Trump Administration Takes Action on Gun Control, Proposes Rule to Ban Bump Stocks

The Trump administration took its first steps to ban bump stocks on guns through regulatory action Saturday morning.

The Department of Justice submitted notice of proposed regulation to clarify the meaning of "machinegun" in the National Firearms Act and Gun Control Act includes bump stock devices, and that federal law, therefore, prohibits their possession, sale, or manufacture.

"President Trump is absolutely committed to ensuring the safety and security of every American and he has directed us to propose a regulation addressing bump stocks," said Attorney General Jeff Sessions in a statement.

Bump stocks are molded to the bottom of riffles and allow shooters to release dozens of bullets in a matter of seconds by "bumping" the weapon's trigger.

Sessions said he would go ahead with the rule despite protests from the Bureau of Alcohol, Tobacco, Firearms and Explosives, it claims that it does not have the authority to enforce the rule, only Congress does.

President Trump has proposed a rule banning bump stocks on guns. Getty Images

Once approved, the rule will be open to public comment for a period of time, typically between 30 and 60 days. That comment is then considered in the final draft of the proposal and once approved becomes a rule the Department of Justice governs by.

The proposed rule change is a response to the Parkland High School shooting on February 14th that left 17 dead. "Bump stocks are going to be gone," the president promised in its aftermath.

While the Parkland shooter did not use bump stocks, the gunman at last October's Las Vegas shooting, who killed 58 people, did.

After the Las Vegas shooting there was a bipartisan call for Congress to ban bump stocks, but Congress failed to act on the issue. House Speaker Paul Ryan instead called for a rule made by the Department of Justice.

The proposed change is a response to a national debate over gun safety and control triggered by the teenaged survivors of the Parkland shooting. Walmart, LL Bean and Kroger's have all raised the minimum age to buy a gun from 18 to 21 in response of the advocacy, and Dick's Sporting Goods announced it would no longer sell assault weapons.

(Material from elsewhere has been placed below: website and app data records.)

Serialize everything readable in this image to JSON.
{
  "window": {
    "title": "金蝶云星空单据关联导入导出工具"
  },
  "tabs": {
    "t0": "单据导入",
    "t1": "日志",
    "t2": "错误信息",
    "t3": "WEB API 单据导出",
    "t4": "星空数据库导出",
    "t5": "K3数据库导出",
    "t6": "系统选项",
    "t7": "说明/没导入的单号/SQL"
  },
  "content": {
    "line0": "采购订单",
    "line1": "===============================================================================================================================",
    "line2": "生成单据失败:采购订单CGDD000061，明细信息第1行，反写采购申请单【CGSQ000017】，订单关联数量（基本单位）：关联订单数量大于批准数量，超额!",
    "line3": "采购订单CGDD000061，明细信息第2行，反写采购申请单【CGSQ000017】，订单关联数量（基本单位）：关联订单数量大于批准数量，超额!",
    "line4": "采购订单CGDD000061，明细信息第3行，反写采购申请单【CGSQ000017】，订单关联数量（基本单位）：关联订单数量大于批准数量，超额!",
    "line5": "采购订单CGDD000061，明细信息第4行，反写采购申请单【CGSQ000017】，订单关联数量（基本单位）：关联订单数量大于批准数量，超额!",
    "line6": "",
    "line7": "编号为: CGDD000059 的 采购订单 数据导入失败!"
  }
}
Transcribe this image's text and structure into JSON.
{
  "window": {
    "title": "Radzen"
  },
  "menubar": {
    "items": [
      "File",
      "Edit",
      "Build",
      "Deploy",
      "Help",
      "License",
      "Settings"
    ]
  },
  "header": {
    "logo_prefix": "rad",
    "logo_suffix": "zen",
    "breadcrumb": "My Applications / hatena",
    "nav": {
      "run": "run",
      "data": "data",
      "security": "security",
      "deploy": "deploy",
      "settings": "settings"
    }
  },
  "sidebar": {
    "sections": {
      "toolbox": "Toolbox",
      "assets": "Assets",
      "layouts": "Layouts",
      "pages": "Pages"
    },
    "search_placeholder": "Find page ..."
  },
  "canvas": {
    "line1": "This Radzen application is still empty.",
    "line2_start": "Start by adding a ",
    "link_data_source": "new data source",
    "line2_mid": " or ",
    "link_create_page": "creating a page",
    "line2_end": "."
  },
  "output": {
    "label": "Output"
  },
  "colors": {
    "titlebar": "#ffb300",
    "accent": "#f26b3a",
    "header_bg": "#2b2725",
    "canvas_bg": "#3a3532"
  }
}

On Friday, Florida Governor signed a bill into law banning the sale of guns to those under 21 and banning bump stocks. The state was immediately sued by the National Rifle Association, who claim the law violates the second and 14th amendments of the U.S. Constitution.